### WORK TO BE COMPLETED
In the material below, count the lines with the word "title" and state that number only.

### SUPPLIED DATA
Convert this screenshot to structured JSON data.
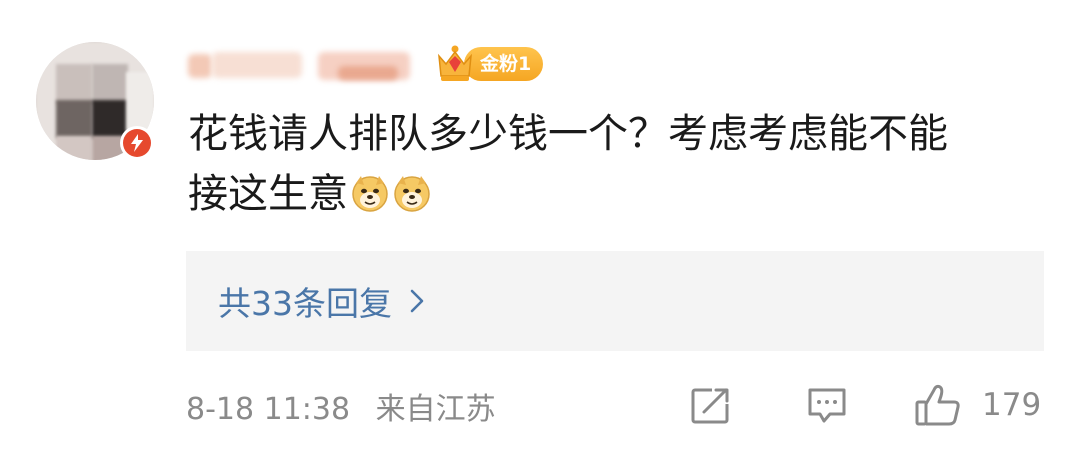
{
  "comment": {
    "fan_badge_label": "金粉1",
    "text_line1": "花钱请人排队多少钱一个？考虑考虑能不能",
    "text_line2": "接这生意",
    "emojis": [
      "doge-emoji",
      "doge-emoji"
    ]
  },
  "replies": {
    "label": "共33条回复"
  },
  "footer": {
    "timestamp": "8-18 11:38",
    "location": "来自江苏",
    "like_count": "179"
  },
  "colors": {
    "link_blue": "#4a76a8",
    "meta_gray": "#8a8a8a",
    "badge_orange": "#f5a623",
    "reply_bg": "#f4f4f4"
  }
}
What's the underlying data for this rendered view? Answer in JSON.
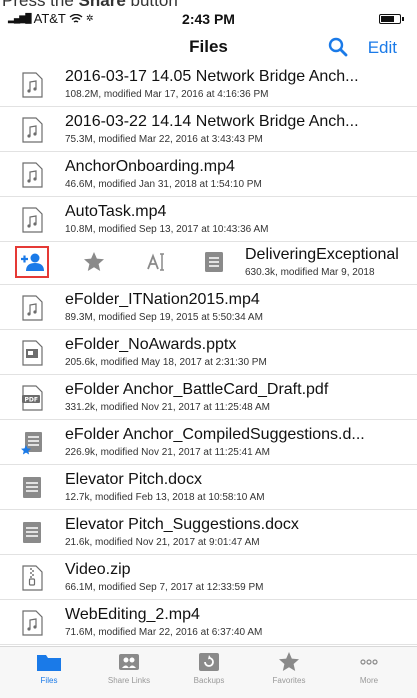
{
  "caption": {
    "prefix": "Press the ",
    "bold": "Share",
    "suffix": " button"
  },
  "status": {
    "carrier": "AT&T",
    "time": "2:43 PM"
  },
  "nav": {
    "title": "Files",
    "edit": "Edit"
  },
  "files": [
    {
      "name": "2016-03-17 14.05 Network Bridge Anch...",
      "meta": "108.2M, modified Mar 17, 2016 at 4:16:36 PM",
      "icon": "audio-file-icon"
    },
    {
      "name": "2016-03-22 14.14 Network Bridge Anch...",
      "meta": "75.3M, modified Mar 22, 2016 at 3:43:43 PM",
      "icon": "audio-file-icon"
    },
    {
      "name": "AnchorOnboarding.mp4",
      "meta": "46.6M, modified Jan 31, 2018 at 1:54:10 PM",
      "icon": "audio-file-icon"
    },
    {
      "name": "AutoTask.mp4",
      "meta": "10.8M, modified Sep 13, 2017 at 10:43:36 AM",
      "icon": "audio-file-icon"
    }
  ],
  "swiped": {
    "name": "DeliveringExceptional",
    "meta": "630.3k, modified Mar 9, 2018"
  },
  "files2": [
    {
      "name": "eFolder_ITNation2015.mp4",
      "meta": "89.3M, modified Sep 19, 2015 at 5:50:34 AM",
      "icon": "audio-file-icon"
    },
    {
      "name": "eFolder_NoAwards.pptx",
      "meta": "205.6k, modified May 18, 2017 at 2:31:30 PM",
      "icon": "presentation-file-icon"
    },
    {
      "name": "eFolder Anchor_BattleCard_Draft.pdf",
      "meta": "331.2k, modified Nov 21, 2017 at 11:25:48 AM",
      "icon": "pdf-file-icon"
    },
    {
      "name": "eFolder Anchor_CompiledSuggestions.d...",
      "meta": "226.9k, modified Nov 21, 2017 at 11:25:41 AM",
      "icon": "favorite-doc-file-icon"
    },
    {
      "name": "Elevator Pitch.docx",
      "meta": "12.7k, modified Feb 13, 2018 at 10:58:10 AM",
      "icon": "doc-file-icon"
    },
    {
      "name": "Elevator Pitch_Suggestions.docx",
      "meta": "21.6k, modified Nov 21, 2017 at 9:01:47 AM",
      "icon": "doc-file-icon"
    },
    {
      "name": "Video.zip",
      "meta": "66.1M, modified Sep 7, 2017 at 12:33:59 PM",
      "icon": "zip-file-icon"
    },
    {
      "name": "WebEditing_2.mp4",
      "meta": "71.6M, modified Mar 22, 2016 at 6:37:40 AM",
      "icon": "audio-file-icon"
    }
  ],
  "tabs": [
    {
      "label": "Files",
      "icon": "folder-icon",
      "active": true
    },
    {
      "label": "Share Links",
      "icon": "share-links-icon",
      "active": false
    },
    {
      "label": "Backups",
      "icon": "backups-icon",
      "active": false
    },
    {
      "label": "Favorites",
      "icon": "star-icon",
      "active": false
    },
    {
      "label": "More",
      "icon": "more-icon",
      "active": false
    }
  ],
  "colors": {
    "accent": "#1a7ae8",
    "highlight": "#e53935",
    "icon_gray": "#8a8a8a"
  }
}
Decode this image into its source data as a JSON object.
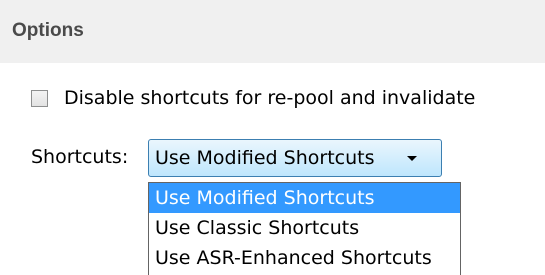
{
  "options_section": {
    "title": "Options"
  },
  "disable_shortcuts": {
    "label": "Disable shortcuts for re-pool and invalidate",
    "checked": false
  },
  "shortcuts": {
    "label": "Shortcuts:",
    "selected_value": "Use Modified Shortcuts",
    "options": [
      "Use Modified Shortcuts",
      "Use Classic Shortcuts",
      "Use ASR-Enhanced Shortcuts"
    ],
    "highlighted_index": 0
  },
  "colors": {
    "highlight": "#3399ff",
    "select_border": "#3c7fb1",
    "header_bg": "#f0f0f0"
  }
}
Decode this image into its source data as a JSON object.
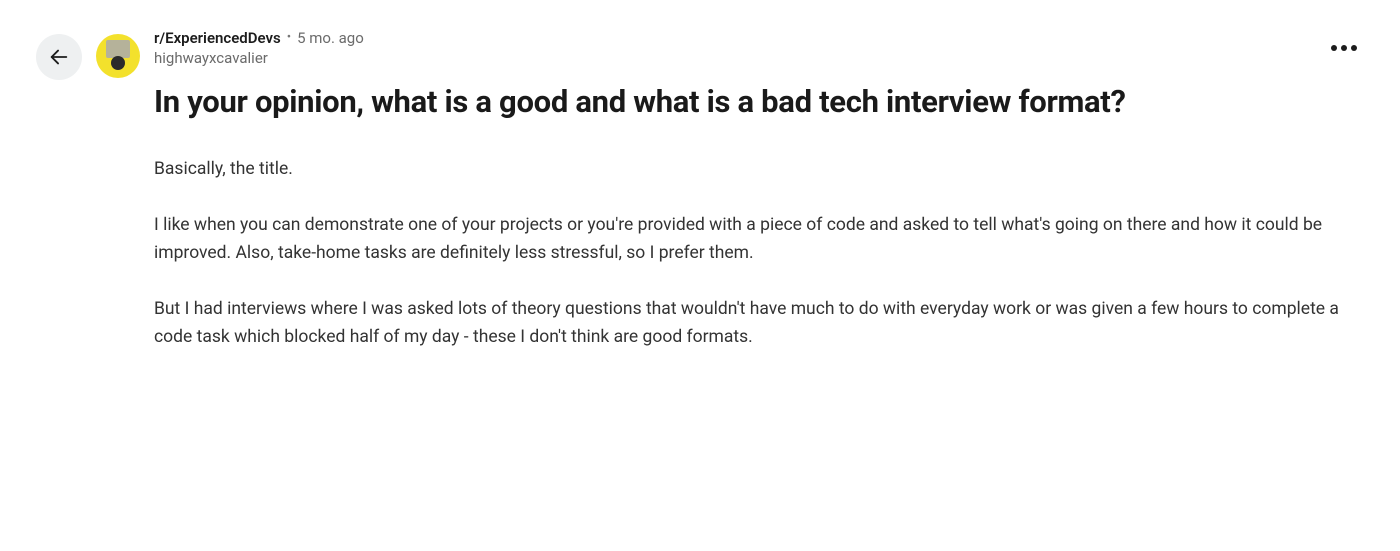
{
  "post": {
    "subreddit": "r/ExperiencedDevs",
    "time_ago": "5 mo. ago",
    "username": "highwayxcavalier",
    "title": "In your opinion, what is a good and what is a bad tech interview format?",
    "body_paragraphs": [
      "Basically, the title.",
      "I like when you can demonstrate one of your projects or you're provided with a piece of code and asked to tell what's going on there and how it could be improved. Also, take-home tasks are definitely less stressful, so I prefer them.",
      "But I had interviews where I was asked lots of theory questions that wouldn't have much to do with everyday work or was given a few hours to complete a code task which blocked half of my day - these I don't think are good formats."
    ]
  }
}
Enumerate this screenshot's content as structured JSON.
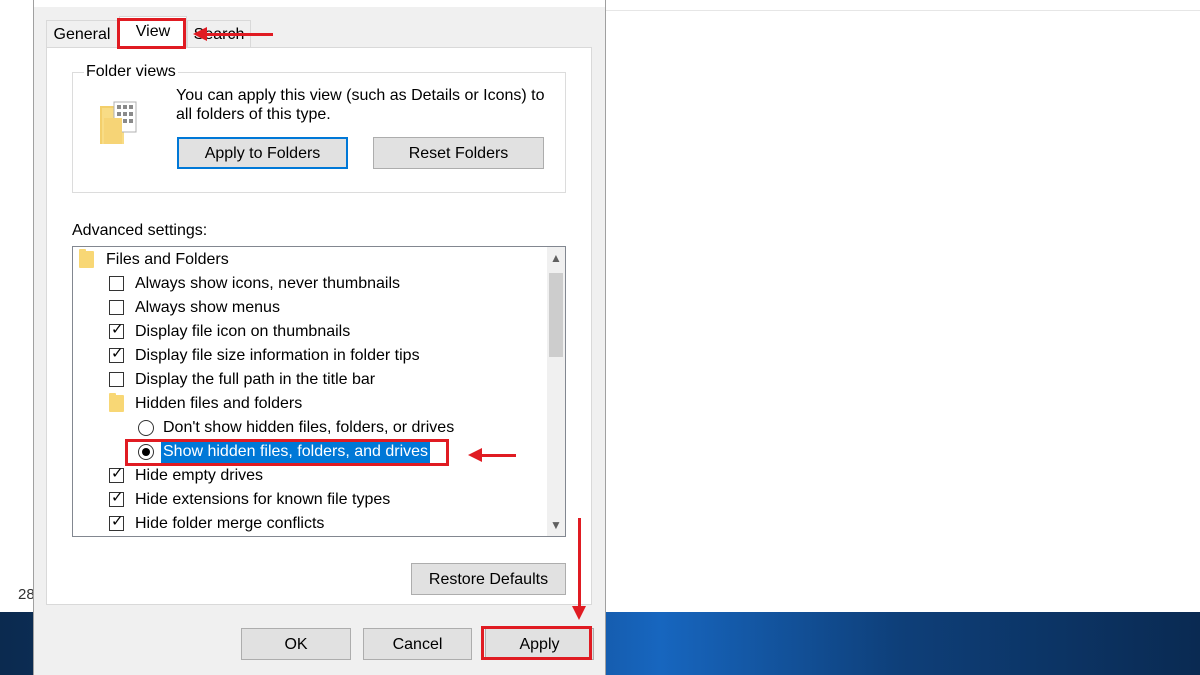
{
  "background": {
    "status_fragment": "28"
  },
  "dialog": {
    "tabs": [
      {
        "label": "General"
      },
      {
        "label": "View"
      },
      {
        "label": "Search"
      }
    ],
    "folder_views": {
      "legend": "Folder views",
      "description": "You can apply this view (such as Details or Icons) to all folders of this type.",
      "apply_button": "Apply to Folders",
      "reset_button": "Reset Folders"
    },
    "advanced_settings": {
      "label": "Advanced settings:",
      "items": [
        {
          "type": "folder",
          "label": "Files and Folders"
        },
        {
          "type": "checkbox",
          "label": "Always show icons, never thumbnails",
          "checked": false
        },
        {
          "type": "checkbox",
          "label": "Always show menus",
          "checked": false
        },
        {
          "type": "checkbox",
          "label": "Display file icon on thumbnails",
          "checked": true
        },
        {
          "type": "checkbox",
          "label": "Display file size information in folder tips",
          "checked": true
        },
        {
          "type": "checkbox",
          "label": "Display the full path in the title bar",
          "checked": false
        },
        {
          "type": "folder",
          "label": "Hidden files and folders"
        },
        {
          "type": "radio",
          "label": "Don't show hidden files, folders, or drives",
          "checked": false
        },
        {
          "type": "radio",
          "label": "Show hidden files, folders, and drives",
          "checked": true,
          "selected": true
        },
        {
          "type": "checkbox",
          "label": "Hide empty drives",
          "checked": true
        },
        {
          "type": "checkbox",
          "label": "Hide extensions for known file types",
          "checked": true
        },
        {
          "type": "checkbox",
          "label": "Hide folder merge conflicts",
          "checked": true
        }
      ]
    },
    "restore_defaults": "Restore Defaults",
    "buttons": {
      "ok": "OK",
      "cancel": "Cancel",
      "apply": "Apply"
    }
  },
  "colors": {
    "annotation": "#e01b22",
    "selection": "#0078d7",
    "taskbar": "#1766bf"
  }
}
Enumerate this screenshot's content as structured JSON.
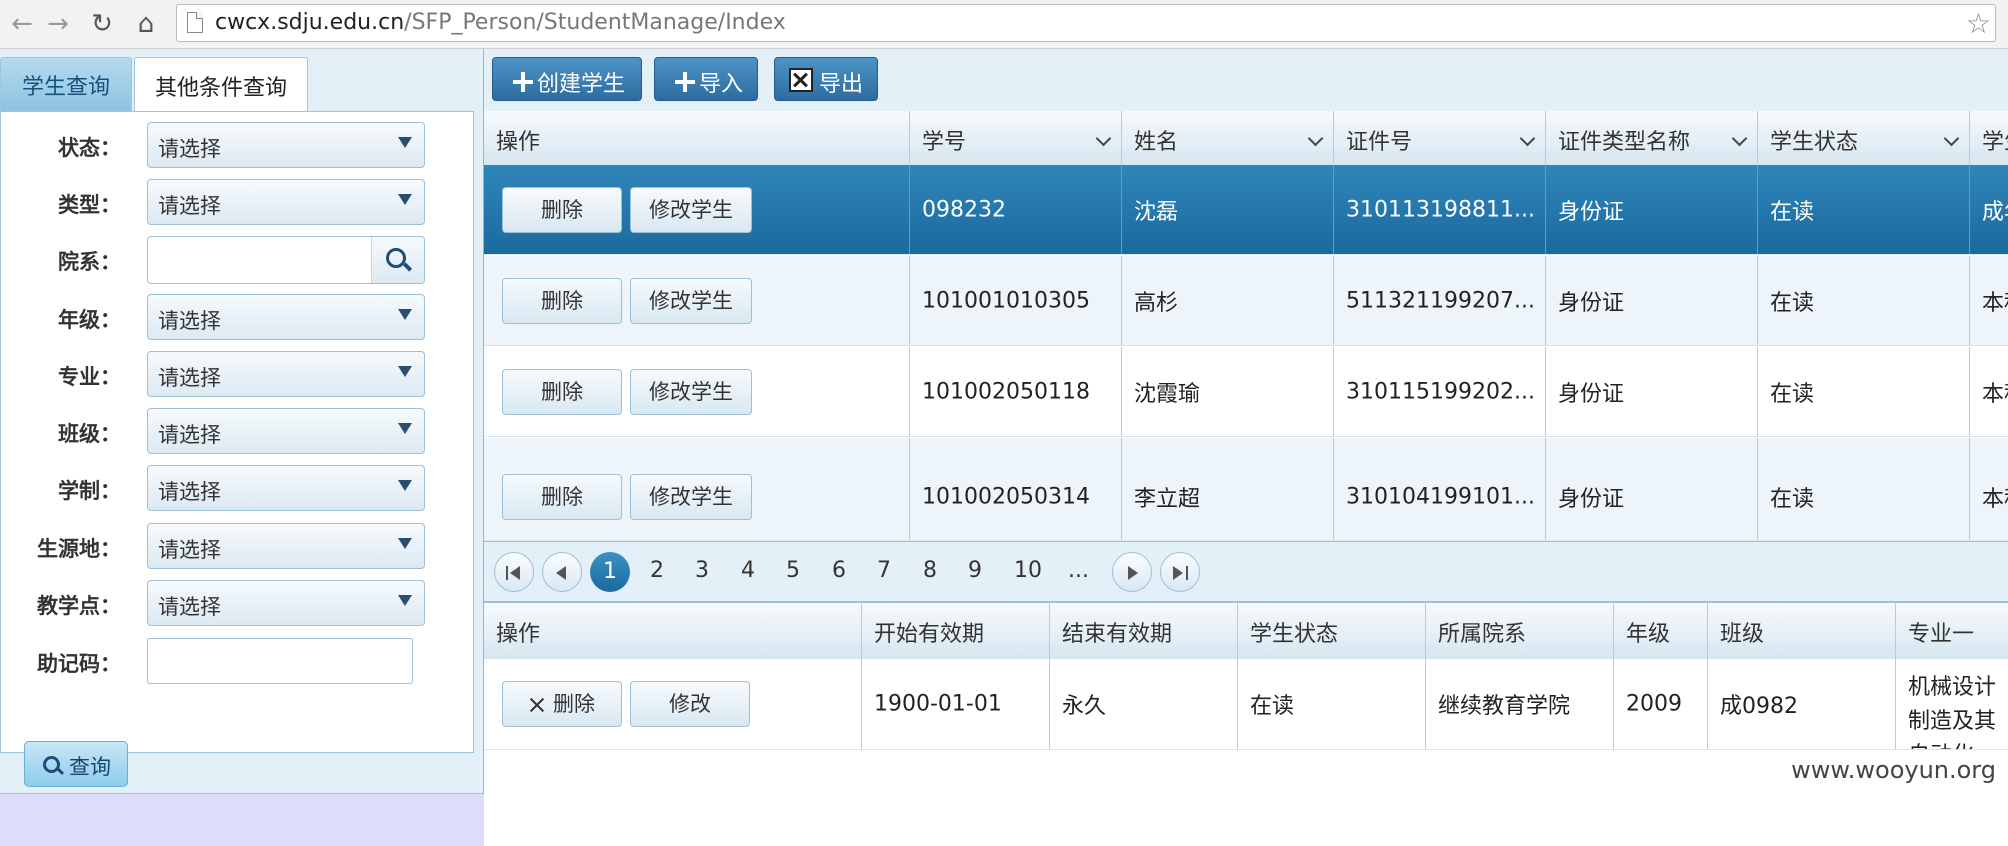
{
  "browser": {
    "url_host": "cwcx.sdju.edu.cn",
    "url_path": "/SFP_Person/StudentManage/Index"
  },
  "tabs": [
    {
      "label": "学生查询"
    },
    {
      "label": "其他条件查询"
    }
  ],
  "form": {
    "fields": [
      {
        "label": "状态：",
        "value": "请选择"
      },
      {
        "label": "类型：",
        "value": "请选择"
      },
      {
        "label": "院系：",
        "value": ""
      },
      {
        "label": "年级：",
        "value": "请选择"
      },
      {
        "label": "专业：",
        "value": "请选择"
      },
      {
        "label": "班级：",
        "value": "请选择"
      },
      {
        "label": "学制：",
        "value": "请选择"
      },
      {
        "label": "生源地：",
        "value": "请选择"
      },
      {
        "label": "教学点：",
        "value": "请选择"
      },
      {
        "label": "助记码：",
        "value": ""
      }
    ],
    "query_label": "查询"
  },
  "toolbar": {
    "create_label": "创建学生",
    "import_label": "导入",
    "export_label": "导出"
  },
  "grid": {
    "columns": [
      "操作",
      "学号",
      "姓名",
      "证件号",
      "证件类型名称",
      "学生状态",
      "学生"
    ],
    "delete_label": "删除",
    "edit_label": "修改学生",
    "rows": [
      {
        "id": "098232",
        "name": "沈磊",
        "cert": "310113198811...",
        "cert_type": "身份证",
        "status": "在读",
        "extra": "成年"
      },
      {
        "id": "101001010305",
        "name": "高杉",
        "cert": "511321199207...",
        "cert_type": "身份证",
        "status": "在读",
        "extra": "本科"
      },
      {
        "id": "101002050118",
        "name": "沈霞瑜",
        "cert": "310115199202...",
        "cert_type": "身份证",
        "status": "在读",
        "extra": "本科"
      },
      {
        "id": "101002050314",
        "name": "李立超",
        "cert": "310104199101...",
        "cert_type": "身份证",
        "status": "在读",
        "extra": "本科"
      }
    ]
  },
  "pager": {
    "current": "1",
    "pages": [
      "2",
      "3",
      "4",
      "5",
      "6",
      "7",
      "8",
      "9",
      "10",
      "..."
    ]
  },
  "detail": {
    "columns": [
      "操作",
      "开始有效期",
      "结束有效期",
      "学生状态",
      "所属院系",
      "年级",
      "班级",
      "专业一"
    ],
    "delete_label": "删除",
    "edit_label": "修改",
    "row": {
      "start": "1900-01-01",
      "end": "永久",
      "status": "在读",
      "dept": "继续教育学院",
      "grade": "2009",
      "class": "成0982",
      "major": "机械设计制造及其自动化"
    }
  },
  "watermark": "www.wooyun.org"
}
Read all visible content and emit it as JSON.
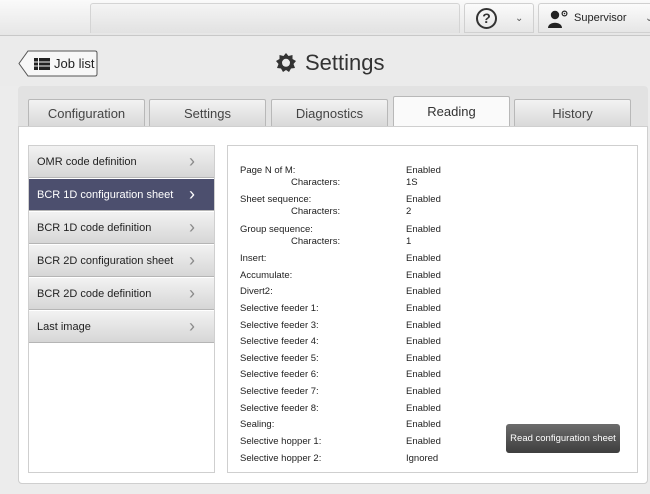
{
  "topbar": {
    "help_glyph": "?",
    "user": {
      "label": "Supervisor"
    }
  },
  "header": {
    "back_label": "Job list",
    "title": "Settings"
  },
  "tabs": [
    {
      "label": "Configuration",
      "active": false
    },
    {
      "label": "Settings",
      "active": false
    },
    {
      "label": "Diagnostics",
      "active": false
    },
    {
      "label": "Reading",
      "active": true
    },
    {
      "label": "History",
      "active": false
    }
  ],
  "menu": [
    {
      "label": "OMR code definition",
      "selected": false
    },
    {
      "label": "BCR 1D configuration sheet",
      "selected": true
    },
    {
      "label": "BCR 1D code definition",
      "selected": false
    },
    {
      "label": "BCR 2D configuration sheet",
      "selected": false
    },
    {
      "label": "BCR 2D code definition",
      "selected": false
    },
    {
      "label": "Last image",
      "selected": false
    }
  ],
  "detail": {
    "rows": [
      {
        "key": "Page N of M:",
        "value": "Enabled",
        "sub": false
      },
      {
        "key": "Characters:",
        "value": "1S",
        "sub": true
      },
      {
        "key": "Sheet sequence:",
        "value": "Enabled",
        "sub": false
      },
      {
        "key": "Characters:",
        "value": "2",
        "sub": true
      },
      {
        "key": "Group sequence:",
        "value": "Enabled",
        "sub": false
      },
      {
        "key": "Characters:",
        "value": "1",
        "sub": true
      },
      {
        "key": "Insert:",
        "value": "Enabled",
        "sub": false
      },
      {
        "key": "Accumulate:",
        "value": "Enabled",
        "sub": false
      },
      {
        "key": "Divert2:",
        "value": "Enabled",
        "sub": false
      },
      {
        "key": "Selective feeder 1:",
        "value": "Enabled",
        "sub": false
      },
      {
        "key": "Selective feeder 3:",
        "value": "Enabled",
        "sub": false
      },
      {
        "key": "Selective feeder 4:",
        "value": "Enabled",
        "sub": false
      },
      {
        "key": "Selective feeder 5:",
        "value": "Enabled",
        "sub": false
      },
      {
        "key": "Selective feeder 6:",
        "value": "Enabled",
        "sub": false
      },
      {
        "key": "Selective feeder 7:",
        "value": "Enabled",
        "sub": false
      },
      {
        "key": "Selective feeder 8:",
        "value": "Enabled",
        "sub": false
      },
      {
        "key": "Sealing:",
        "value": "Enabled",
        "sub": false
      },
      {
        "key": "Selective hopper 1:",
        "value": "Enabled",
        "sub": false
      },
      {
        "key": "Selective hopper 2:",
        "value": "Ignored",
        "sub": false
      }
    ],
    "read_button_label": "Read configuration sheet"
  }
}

### ANSWER TO THE EXERCISE
6